Seun Ibukun-Oni, Abuja

Discussants drawn from the public, private and international development agencies at the virtual mining week yesterday submitted that improving the power infrastructures landscape will jumpstart the mining sector in Nigeria.

The honourable minister of state for power, Goddy Jedi Agba in his opening remarks tagged: “Nigeria’s power infrastructure landscape and its impact on mining” posits that the greatest challenge confronting the power sector in Nigeria is the imbalance between power demand and supply. While the installed capacity is 13MW, the country generates an average of 3.4MW reaching a 5.4MW peak this year. He added that the estimated need is a far cry from the generated mega watt by the gencos.

According to Goddy, closing energy demand is a major goal of Nigeria and the private sector is a key actor to realizing this laudable objective.

He reeled out incentives such as tax breaks, waivers, government to government engagement to surmount bureaucratic bottle necks enjoyed by Siemens as some of the opportunities that investors will benefit from if they come to Nigeria.

“The Mining sector will begin to optimize its potentials as we begin to improve the power sector in Nigeria” he said.

A guest on the panel, Steven Gray from UK Export finance encouraged investors to take advantage of the €50 billion export support for businesses of all sizes through UKEF.

While stating the importance of Nigeria’s market, Steve cited the partnership between NEXIM bank and UKEF which has exposed Nigeria’s mining players to UK finance.

Another panelists, Segun Lawson of Thor Explorations shared his Nigeria’s mining experience from the Segilola gold project in Osun state. Segun highlighted the challenges, opportunities and possibilities in the mining sector. Stating his power problem, “Segilola gold project runs on compressed natural gas (CNG) which is only feasible in the short term, in the long run, we would need a dedicated power line to run profitably” Segun said.

He commended the supportive role of the ministry of mines and steel development and Nigeria’s youthful and vibrant work force as positives for would be investors in the mining space.

Humphrey Oriakhi of PAC Capital Ltd bemoans the snail pace of the power infrastructures since the transition from the public to private owners. He advised investors to explore power purchase agreement with the distribution companies to ramp up the power needs of mining firms.

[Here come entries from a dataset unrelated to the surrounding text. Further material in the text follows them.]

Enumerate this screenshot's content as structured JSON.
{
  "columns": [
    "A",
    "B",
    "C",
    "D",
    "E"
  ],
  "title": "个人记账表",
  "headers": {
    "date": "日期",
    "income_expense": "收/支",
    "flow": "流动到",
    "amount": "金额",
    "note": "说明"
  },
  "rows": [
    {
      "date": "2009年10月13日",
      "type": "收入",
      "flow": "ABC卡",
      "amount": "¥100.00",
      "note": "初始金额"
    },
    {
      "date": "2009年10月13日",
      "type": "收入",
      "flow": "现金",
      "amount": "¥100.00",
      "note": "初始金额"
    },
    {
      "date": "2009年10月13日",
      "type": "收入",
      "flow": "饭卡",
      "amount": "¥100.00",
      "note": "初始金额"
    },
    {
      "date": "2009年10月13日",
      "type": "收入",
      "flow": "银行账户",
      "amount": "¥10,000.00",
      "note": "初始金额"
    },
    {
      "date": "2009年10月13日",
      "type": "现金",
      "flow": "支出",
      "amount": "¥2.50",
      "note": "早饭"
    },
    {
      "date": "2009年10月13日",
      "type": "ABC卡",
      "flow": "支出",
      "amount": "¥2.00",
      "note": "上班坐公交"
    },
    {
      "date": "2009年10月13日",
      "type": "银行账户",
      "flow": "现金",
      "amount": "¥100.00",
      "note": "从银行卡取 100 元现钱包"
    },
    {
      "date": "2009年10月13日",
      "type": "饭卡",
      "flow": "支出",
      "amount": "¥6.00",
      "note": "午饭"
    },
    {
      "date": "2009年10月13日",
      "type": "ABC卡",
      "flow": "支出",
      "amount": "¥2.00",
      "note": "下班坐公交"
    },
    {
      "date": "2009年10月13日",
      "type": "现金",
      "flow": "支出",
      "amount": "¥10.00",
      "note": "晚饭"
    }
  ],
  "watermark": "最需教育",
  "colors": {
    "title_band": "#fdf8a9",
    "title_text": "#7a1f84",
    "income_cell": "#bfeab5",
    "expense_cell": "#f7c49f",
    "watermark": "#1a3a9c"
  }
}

In the same vein, Aminu Takuma of Nigeria Import Promotion Council, assured investors that the power infrastructure will soon wear a new look in the country due to an ongoing revised incentive initiative by electricity regulatory agencies to liberalize the renewable energy space for private sector participants. He said this initiative will allow investors to explore waste to energy, solar or wind alternatives.

Speaking further, Clement Aghayere of Africa Bridge Capital Ltd challenged government to rise to the occasion by de-risking the identified constraints ranging from political, credit and power infrastructural deficit to make mining the darling of investors in Nigeria.

All the panelists agreed that Nigeria’s mining sector has enormous potentials owing to the untapped rich mineral deposits across the country and concluded mining will be the greatest winner if the various gaps are improved upon.